**EXERCISE DESCRIPTION**
Below are some records. How many of their lines contain the string "German"? Give the number only.

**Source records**
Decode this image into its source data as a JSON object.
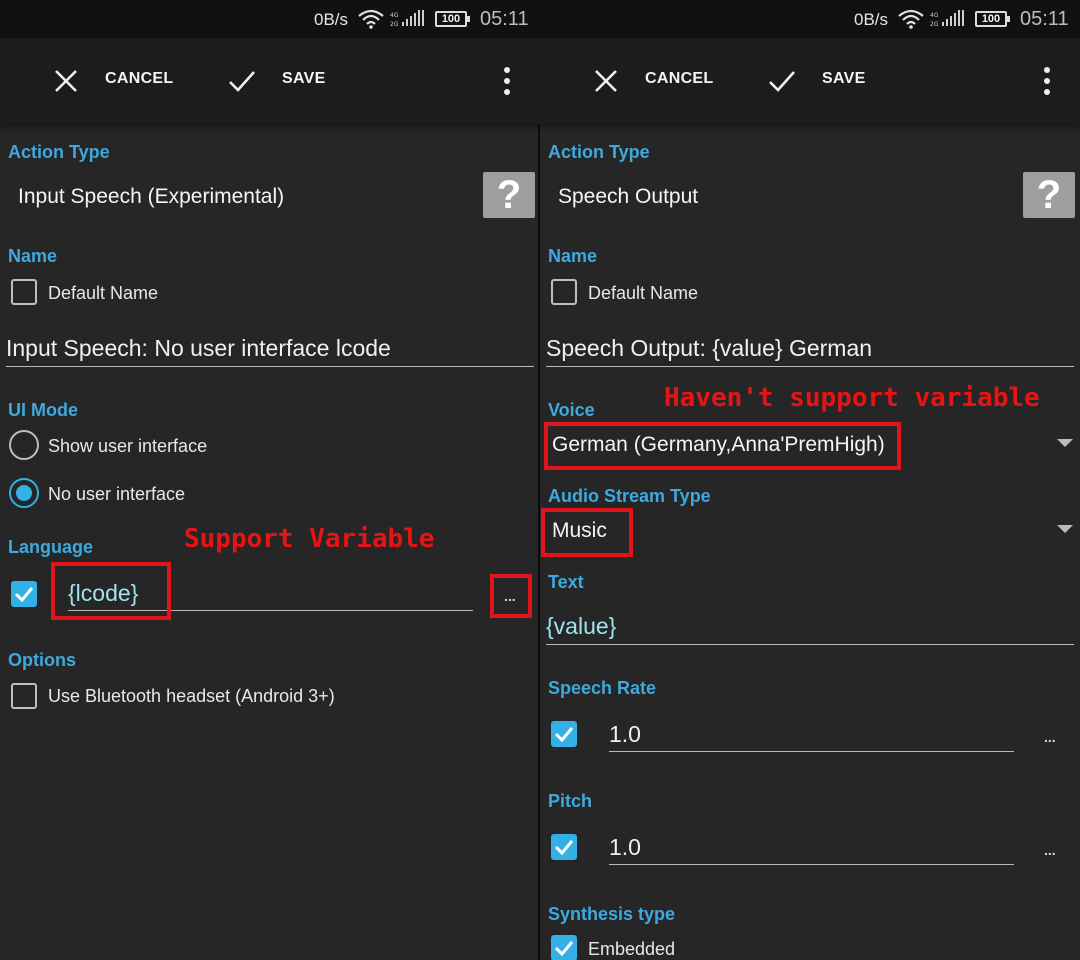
{
  "status_bar": {
    "net_speed": "0B/s",
    "battery": "100",
    "time": "05:11"
  },
  "toolbar": {
    "cancel_label": "CANCEL",
    "save_label": "SAVE"
  },
  "left": {
    "action_type_label": "Action Type",
    "action_type_value": "Input Speech (Experimental)",
    "help_glyph": "?",
    "name_label": "Name",
    "default_name_label": "Default Name",
    "name_value": "Input Speech: No user interface lcode",
    "ui_mode_label": "UI Mode",
    "ui_mode_options": [
      "Show user interface",
      "No user interface"
    ],
    "language_label": "Language",
    "language_value": "{lcode}",
    "ellipsis": "...",
    "options_label": "Options",
    "bluetooth_label": "Use Bluetooth headset (Android 3+)",
    "annotation": "Support Variable"
  },
  "right": {
    "action_type_label": "Action Type",
    "action_type_value": "Speech Output",
    "help_glyph": "?",
    "name_label": "Name",
    "default_name_label": "Default Name",
    "name_value": "Speech Output: {value} German",
    "voice_label": "Voice",
    "voice_value": "German (Germany,Anna'PremHigh)",
    "audio_stream_label": "Audio Stream Type",
    "audio_stream_value": "Music",
    "text_label": "Text",
    "text_value": "{value}",
    "speech_rate_label": "Speech Rate",
    "speech_rate_value": "1.0",
    "pitch_label": "Pitch",
    "pitch_value": "1.0",
    "ellipsis": "...",
    "synthesis_label": "Synthesis type",
    "synthesis_value": "Embedded",
    "annotation": "Haven't support variable"
  },
  "colors": {
    "accent": "#33b0e6",
    "label_blue": "#3ea9df",
    "annotation_red": "#e0141b",
    "background": "#262626"
  }
}
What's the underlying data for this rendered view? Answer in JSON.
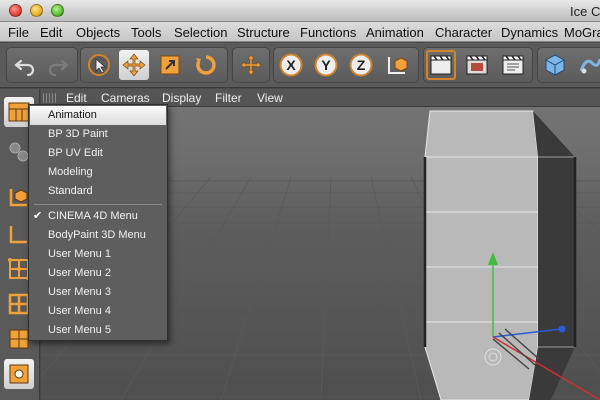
{
  "window": {
    "title": "Ice C"
  },
  "menubar": {
    "items": [
      "File",
      "Edit",
      "Objects",
      "Tools",
      "Selection",
      "Structure",
      "Functions",
      "Animation",
      "Character",
      "Dynamics",
      "MoGra"
    ]
  },
  "toolbar": {
    "icons": [
      "undo-icon",
      "redo-icon",
      "live-selection-icon",
      "move-icon",
      "scale-icon",
      "rotate-icon",
      "recent-tools-icon",
      "x-axis-icon",
      "y-axis-icon",
      "z-axis-icon",
      "coordinate-system-icon",
      "render-view-icon",
      "render-to-picture-viewer-icon",
      "render-settings-icon",
      "cube-icon",
      "bend-deformer-icon"
    ]
  },
  "viewport_menu": {
    "items": [
      "Edit",
      "Cameras",
      "Display",
      "Filter",
      "View"
    ]
  },
  "layout_popup": {
    "items": [
      {
        "label": "Animation",
        "selected": true,
        "checked": false
      },
      {
        "label": "BP 3D Paint",
        "selected": false,
        "checked": false
      },
      {
        "label": "BP UV Edit",
        "selected": false,
        "checked": false
      },
      {
        "label": "Modeling",
        "selected": false,
        "checked": false
      },
      {
        "label": "Standard",
        "selected": false,
        "checked": false
      },
      {
        "label": "CINEMA 4D Menu",
        "selected": false,
        "checked": true
      },
      {
        "label": "BodyPaint 3D Menu",
        "selected": false,
        "checked": false
      },
      {
        "label": "User Menu 1",
        "selected": false,
        "checked": false
      },
      {
        "label": "User Menu 2",
        "selected": false,
        "checked": false
      },
      {
        "label": "User Menu 3",
        "selected": false,
        "checked": false
      },
      {
        "label": "User Menu 4",
        "selected": false,
        "checked": false
      },
      {
        "label": "User Menu 5",
        "selected": false,
        "checked": false
      }
    ],
    "check_glyph": "✔"
  },
  "colors": {
    "accent": "#d2832b",
    "y_axis": "#3cbf3c",
    "x_axis": "#d03030",
    "z_axis": "#2a5bd8"
  }
}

**RESULT FOR THIS TASK**
2